Back in July last year, I wrote about how Westlaw and Lexis (the 600 pound gorillas of on-line legal research) were apparently buying appellate briefs from courts and selling them to their customers. Capitalism at work, I noted. But also, maybe, copyright infringement. At least, that was the position of Connor, Fletcher & Williams LLP of Irvine, California in a letter of complaint it sent to the California Supreme Court.
As I said in that post, I'd known for a while the Westlaw was selling appellate briefs. It just hadn't occurred to me that I could have been doing that.
[P]erhaps this speaks to the difference in sensibility between a criminal defense lawyer and a business litigator, it never dawned on me that I could make a profit off the briefs I've written by selling them over the internet or that Westlaw was somehow cheating me by doing just that.
More to the point, it never occurred to me that I could still make a buck off of it.
Now, it turns out, there's an actual lawsuit. A class action, no less. For $51 million. Of course, it's Canadian money, but still, that's a whole lot of cash.
Lawyers Weekly reports that Toronto immigration lawyer Lorne Waldman is suing Westlaw's parent, Thomson Reuters, in a Canadian court for mass copyright infringement.
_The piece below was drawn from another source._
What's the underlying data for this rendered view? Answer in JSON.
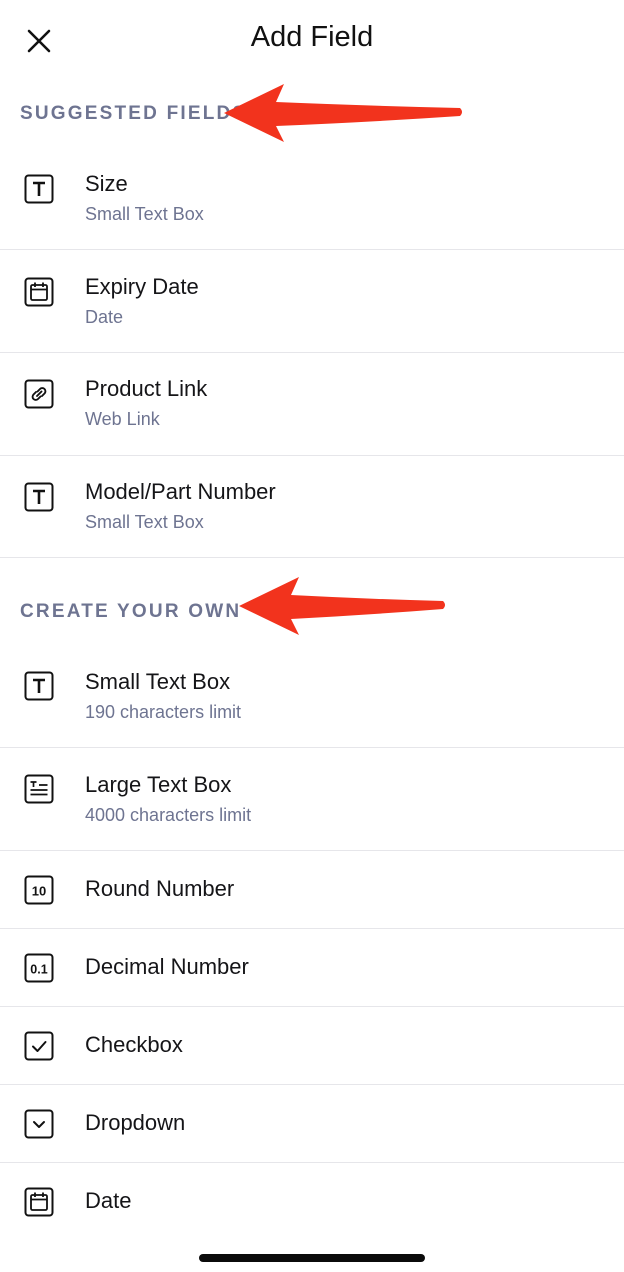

The Toronto lawyer contends that the defendants’ Westlaw Litigator service is infringing his copyright, and that of hundreds, if not thousands, of other lawyers by reproducing (in PDF, Microsoft Word and other downloadable formats), and making available on-line for a fee, more than 50,000 pleadings, court motions and facta the defendants recently copied from civil court files across Canada.
“The defendants have created a service whose sole purpose is to carry out mass copyright infringement for their own financial profit,” Waldman alleges in a May 25, 2010 statement of claim whose allegations are disputed by Thomson Reuters.
Argues Waldman, “in addition to asserting that they own copyright in legal documents they did not create, the defendants seek to trade on the name and reputation of the lawyer and /or firm who actually drafted the document by showing (and permitting searching by) lawyers and firm names.”
I'm no expert on copyright law - certainly not on Canada's. But the quick and dirty research I did last July suggests that there's a legitimate claim here. And good for Waldman for making it. It's about time someone did.
Peter Friedman, though, thinks the case will go nowhere. He writes on his blog, that the court will probably never reach the merits of Waldman's case.
Before a case that has been filed as a class action, like Mr. Waldman’s, can proceed, however, the court must determine whether it should proceed as a class action. If the court determines the case should not be a class action, it will deny “certification” of a class of plaintiffs and the case, should it proceed, will have to proceed as an individual lawsuit. That, I contend, is what will likely happen to Mr. Waldman’s, and I’m not sure it’s worth his while to litigate against a behemoth like the owners of Westlaw for the relatively small recovery he’d win even should he prevail.
Why do i think the court likely will not find Waldman’s case suitable for class action treatment? Because determining whether a given document is even entitled to copyright protection in the first place requires close scrutiny of the individual document. A huge number (arguably the vast majority) of legal documents are pastiches of other documents; many are purely formulaic. The less original a document is, the less likely it will be deemed worthy of copyright protection.
In short, determining whether Westlaw infringes the copyright on a specific legal document requires inquiry into the nature of that specific document. Examination of every document created by lawyers and published by Westlaw is precisely the kind of individualized, exhaustive procedure the class action is designed to make unnecessary. If that individualized inquiry is necessary, the case will not be certified as a class action.
Accordingly, the only way Mr. Waldman is likely to prevail on his claims is if he’s willing to go it alone and establish both that his documents are entitled to copyright protection and that Westlaw’s activities are an infringement of those copyrights.
(The links are Friedman's.)
Friedman may be right, though I hope not. And, frankly, I hope Connor, Fletcher & Williams or someone else will do the same thing on this side of the border.
I could use the 10 bucks from the eventual settlement. More than that, though, I'd like to see Westlaw and Lexis knocked down a peg. They're big. They're bullies. And they mostly get away with it.
Once again, this is my work. My fellow bloggers are free to quote and refer (credit would be nice, of course). Westlaw and Lexis may link to my work. But if they want to quote, I'll be happy to charge fairly. And if they want to sell what I write (either here or in a legal brief) to other folks,